But I’ve also changed drastically, in that I’ve learned to accept change and stop denying its existence. I’ve learned to adapt to the world rather than force it to adapt to me. I’ve learned to stop thinking so much and acting so little. I’ve also learned that feelings are not to be demonized, rather, they are there to guide actions and provide feedback on what could be done better, and what can and should change.

Change is the only constant in the universe. You shed skin cells, new ones grow. A hair falls out. Another takes its place. Physically, we all are constantly changing. It’s said that the body replaces all of its cells every 7 years. While this is not an exact fact (most neurons will stay with you your entire life, and bone cells live up to around 30 years) the point stays that we are vastly different people, mentally and physically, than we were a few years ago. Our skin and organs get replaced, our bodies grow and change in shape, and of course, our minds are different than they once were.

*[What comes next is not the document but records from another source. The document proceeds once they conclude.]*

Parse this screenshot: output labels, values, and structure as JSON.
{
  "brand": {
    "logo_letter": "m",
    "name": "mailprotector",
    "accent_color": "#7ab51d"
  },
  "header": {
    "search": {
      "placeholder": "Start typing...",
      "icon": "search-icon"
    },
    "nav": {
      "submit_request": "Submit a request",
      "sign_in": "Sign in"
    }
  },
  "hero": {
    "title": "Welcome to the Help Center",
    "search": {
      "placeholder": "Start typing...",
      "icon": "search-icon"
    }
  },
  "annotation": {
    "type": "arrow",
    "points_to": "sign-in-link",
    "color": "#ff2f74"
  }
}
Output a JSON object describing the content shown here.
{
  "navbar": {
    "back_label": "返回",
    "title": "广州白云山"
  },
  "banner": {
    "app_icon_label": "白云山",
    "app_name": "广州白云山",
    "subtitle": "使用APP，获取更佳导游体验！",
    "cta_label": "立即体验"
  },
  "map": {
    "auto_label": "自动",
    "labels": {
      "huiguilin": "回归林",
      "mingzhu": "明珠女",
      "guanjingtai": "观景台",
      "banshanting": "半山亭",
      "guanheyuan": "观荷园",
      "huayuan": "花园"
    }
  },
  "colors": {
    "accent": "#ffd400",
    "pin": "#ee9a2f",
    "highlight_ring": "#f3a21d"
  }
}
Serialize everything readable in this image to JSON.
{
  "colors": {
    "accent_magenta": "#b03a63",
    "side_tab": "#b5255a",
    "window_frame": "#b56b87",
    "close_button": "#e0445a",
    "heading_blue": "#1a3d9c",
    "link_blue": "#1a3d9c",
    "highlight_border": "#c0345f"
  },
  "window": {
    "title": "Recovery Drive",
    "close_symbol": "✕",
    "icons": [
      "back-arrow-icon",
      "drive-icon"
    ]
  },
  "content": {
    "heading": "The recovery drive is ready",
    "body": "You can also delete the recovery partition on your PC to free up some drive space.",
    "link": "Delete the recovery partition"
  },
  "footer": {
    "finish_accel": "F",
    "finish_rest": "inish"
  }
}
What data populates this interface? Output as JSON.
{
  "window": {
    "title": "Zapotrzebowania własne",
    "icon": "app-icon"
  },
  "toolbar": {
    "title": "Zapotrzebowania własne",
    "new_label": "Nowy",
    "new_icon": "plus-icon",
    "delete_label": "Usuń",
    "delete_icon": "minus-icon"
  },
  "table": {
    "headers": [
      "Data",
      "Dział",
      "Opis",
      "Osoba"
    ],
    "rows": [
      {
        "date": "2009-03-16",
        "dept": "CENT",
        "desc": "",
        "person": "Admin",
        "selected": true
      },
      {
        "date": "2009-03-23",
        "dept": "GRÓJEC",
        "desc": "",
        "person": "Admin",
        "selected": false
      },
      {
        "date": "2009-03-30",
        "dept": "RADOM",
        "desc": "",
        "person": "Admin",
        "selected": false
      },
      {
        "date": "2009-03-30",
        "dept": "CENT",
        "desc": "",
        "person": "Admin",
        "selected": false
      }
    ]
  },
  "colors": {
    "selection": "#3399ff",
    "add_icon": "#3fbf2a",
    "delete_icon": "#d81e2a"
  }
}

The philosopher, Heraclitus, once said, “The same man cannot step in the same river twice, for it is not the same river, and he is not the same man.” This always stuck with me. My body has changed, my brain has changed, my environment has changed. Then, what is it that keeps us constant? What determines who the individual is, and how do we know that we are still the same (albeit changed) person after a few years time?

I used to say “To change is to die,” believing stubbornly that if you change at all, you bury your past self, and that person from the past is irrelevant. But I’ve realized that we need to look at our pasts an learn from mistakes we’ve made, times we’ve triumphed, and look for patterns within ourselves. We need to look at the common threads, in terms of how we have always perceived and processed the world, traits we’ve always held, and interests that have remained constant.

Our pasts can never truly be buried. Our pasts cannot be fully ignored. Good times and traumas alike shape our current personas and experiences, to some degree. It’s theorized that what defines the self is how your past has shaped your perceptions and responses, as every action has a cause, and every habit has some sort of basis in the past.

Instead of letting our past mistakes fill us with regret, we really do need to treat them as “learning experiences.” Regret is something that holds us back. You can’t change the past, so why fret about it? Learning to let go of my attachment to my past, and learning to not let it define me in the present and future, is one of the biggest changes I’ve made to myself and how I live my life.

Change can be scary. Change can be sudden, or change can be something that you’ve put off for too long. Either way, realizing when to move on, and more importantly, how to move on, is the most important skill I would say I’ve learned this year.